- Opening Delimiter -

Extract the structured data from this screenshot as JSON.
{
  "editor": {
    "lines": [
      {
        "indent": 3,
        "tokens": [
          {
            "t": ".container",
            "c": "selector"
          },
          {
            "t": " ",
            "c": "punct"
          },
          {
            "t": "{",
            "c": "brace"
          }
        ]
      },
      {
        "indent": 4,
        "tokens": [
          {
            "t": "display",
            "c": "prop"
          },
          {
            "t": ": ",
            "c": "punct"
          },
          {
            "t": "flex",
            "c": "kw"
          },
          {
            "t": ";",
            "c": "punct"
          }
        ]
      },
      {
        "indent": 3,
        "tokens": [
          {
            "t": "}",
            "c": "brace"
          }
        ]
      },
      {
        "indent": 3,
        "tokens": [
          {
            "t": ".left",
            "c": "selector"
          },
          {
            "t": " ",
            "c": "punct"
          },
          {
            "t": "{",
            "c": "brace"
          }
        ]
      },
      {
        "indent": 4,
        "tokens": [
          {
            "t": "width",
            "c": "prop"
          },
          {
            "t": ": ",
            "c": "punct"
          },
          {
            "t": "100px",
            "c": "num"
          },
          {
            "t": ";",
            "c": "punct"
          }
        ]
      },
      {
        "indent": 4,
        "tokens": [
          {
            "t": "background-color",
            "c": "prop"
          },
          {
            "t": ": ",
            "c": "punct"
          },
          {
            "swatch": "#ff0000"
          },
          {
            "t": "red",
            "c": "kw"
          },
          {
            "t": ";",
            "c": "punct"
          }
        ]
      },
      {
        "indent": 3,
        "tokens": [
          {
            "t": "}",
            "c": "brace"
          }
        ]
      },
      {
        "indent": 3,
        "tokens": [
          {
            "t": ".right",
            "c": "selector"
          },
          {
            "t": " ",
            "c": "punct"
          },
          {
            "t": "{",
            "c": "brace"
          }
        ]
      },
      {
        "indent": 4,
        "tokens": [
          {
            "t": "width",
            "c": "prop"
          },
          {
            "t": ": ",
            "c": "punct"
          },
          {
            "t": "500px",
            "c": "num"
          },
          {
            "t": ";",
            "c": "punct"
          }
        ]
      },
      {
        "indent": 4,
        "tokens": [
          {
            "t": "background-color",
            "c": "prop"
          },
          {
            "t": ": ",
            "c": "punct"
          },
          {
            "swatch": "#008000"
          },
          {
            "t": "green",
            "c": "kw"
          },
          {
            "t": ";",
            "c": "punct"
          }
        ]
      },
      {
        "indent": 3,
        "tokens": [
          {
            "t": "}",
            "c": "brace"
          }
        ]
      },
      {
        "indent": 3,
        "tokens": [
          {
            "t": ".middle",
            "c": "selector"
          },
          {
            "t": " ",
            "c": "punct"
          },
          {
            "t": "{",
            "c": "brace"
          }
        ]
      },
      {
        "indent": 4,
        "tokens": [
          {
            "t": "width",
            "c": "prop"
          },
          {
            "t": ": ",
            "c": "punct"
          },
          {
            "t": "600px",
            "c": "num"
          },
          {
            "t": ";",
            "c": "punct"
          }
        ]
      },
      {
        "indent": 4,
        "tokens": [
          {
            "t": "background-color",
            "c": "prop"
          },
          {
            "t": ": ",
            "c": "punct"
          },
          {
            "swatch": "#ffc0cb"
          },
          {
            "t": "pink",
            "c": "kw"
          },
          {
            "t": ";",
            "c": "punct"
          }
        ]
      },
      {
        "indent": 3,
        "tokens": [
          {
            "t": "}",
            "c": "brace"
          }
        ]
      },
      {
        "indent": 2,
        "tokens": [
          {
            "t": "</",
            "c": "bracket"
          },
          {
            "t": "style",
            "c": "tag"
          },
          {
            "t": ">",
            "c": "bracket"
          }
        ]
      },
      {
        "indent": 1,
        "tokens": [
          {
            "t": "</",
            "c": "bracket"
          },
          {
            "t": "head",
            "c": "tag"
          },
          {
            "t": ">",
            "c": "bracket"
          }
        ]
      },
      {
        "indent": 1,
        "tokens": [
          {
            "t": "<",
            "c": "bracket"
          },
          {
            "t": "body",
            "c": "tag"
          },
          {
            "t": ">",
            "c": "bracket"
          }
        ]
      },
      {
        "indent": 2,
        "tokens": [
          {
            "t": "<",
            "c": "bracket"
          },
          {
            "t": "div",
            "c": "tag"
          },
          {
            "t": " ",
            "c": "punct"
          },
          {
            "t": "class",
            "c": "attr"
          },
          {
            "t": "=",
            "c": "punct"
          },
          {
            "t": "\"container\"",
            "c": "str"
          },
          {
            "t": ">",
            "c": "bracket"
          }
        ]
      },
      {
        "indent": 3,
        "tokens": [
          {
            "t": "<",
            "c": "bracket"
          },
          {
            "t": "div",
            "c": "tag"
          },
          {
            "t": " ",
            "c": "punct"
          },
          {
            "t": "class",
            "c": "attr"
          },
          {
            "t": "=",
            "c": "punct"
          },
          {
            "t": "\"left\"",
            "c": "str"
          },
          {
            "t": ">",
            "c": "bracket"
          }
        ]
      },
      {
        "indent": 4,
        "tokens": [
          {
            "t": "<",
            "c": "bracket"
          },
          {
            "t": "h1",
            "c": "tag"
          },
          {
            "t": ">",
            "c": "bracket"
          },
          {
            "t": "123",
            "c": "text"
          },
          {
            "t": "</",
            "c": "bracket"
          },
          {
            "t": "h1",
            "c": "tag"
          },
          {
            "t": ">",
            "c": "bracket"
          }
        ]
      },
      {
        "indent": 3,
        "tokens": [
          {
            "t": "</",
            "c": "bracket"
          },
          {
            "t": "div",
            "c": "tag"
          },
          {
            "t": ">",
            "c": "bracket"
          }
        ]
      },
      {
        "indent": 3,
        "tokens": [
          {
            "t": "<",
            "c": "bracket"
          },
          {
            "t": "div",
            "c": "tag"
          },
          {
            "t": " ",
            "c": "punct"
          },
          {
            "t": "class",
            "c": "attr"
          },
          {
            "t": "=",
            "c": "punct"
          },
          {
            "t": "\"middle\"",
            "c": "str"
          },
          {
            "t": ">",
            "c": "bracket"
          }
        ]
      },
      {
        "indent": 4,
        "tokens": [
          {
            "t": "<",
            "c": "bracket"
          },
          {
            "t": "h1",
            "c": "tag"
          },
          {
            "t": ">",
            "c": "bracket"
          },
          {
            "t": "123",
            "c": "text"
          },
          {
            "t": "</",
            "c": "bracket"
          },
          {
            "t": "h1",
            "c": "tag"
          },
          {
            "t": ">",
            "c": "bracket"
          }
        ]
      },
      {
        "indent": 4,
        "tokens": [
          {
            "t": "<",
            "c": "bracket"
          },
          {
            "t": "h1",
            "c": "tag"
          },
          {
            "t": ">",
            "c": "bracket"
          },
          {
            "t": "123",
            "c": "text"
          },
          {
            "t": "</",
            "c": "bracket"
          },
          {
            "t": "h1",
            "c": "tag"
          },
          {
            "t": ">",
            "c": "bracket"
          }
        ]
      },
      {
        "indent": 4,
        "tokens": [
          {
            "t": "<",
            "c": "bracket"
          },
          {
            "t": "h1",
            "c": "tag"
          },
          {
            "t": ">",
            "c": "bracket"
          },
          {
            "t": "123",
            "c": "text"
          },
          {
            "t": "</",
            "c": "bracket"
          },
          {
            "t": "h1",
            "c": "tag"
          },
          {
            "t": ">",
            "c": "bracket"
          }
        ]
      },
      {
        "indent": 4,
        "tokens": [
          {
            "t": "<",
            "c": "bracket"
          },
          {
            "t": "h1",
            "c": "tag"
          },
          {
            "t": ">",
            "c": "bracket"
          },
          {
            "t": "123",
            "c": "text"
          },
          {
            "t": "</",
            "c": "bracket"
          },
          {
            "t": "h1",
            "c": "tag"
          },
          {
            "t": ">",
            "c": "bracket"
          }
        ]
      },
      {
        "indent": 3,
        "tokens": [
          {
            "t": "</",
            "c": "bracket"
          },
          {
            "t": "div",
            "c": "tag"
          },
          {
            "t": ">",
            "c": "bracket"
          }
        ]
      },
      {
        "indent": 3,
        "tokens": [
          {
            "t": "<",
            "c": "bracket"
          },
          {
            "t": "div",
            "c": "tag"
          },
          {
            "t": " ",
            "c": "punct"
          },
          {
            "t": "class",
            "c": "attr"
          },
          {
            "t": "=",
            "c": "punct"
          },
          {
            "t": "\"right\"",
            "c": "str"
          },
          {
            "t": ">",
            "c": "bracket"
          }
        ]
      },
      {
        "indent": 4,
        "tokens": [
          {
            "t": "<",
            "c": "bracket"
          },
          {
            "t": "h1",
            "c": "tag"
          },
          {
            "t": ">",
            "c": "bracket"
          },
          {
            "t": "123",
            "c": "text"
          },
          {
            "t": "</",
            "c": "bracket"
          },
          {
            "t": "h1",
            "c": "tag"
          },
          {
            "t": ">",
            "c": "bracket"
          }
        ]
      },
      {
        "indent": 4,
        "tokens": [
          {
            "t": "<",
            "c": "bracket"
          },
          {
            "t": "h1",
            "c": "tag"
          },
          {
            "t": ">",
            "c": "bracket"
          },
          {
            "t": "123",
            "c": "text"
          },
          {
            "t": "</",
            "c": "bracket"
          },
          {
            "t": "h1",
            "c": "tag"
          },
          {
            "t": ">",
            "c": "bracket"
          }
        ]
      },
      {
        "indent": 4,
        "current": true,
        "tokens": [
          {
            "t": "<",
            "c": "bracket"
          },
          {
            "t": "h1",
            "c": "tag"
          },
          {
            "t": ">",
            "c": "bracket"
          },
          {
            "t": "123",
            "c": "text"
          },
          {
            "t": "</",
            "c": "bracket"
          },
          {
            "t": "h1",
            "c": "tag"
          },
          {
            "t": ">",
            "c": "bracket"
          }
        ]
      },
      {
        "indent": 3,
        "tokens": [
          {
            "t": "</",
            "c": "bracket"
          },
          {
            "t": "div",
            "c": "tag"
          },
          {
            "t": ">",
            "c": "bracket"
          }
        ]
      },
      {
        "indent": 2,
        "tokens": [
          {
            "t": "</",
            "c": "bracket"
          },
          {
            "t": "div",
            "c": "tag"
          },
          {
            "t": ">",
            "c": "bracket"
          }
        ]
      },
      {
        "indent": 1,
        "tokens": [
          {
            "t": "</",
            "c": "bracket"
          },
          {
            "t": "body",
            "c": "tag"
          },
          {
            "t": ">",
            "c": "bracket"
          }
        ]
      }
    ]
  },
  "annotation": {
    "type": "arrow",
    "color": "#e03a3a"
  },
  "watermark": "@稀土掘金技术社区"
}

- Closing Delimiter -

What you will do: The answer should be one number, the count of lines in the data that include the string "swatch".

Exercise solution: 3